If you have not read Part I Please Read it Before you read below – Read Part 1 HERE >>>
In part one of this series I introduced you to the dangers of side jacking/man in the middle attacks using browser plugins such as Firesheep.
Part II will give you a few ways to see when someone is using Firesheep and how to protect yourself.
An easy way to determine if someone is using Firesheep is by using something called BlackSheep. BlackSheep is a simple plugin that will alert you whenever someone on the network you are on is using FireSheep. BlackSheep can be found here:
From the site:
BlackSheep, also a Firefox plugin is designed to combat Firesheep. BlackSheep does this by dropping ‘fake’ session ID information on the wire and then monitors traffic to see if it has been hijacked.
While Firesheep is largely passive, once it identifies session information for a targeted domain, it then makes a subsequent request to that same domain, using the hijacked session information in order to obtain the name of the hijacked user along with an image of the person, if available. It is this request that BlackSheep identifies in order to detect the presence of Firesheep on the network. When identified, the user will receive a warning message.
I should note that if you want to try this for yourself and see results, you’ll have to have two separate computers running Firefox as both of the apps use a lot of the same code.
– The BlackSheep install is as simple as clicking the add to Firefox button allowing the install and restart Firefox. It’s installed and running.
– Once BlackSheep is running, you can adjust it to scan at different intervals, different interfaces and if you want it to start with Firefox or not.
– When you’re using it, if someone on the network tries to use FireSheep, you will get a popup like this:
– Once you see this pop up, (if you’ve got it installed), you can be safe in knowing that a HTTPS proxy service will help keep your stuff safe. As long as you’re visiting one of the sites that there is code/rules for.

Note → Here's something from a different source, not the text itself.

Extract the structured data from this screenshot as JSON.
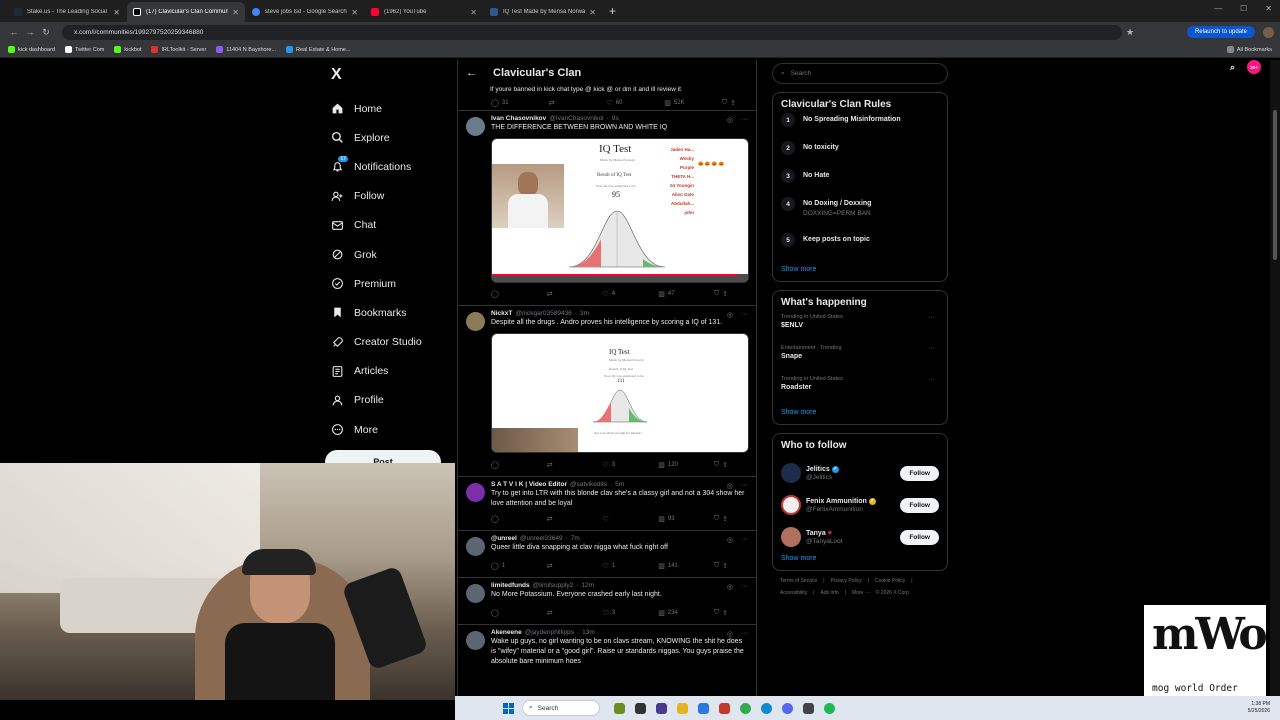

– If you’re not using HTTPS Anywhere, it’s an easy enough program to use. Again, it’s a Firefox browser plugin so you’ll have to be using Firefox.
– Head on over to the Electronic Frontier Foundations site at http://www.eff.org/https-everywhere.
– Click on the big blue install button.
– Click on Install now, restart Firefox and it’s ready to run.
Whenever you visit any of the sites that you would have previously been vulnerable on, https anywhere will help keep your sessions secure. This will render Firesheep useless to gain your information.
Again, this will only work with sites that they have listed within the application, so make sure before you visit a site and think you’re secure, you check to see if it’s listed within the application.
You are able to choose which ruleset you’d like to enable, but I suggest keeping them all turned on unless it’s causing issues. Most of the sites that you’re likely to visit will have a rule available for it. The sites that have rules are:
Amazon, Dropbox, Facebook, Google Search, Mail.com, Twitter, Gentoo, Washington Post, NYTimes, bit.ly, Mozilla, Microsoft, WordPress.com, Cisco and others.
You are also able to write your own rulesets to add support for sites that aren’t listed.
Let’s take a look at creating a ruleset.
The rulesets that are used are xml files. An xml file is a way to mark data within a file so that it can be sorted easier and be formatted within a database for use. Sort of like tagging different columns within an Excel file.
There are several things that you need to ‘tag’.
• Ruleset name
• Rule form.
The Target is the domain or domains that the ruleset should be applied to. This target can also have wildcards so that it encompasses all portions of a website like .google.com or .microsoft.com or microsoft.com/*.
The rule part is actually what does the work. It will take the http portion of the domain name and force it to https. It’s simple enough and works quite well.
Here’s an example using Wikipedia:
– Open a new text file
– Enter the information into the file
<target host=”*.wikipedia.org” />
– Save the file as a .xml file instead of a .txt file in your profiles directory.
– That’s it.
– Restart Firefox and you’re good to go.
– A more thorough walkthrough of creating a ruleset can be found at the EFF rulesets page:
If you’re not sure on where to find your Firefox Profile folder, it’s simple enough to find:
– Open Firefox, click on the Help menu. Select Troubleshooting Information.
– When the page opens, you will be presented with a decent amount of information. One piece is a link that will open the Profile Directory for you.
The way that https anywhere works is similar to if you were to have a .hosts file within your system configuration files that translates one set of internet addresses into another one. I haven’t been able to fully test this, but it should also work for a quick down and dirty answer if you’re not using Firefox.
I know this one is a pretty simple article and fairly short overall, but it’s a simple answer to a complex problem.
Was this helpful? Would you like additional information or have additional questions on this? Let me know in the comments.
Information Security Correspondent
Norm W. is an information security engineer currently employed as a CONUS civilian contractor. He has worked in the computer industry for the past 20 years and holds several security and non-security related IT certifications. Norm has worked with multiple agencies in the private and public sector as well as foreign companies and agencies to resolve information security issues.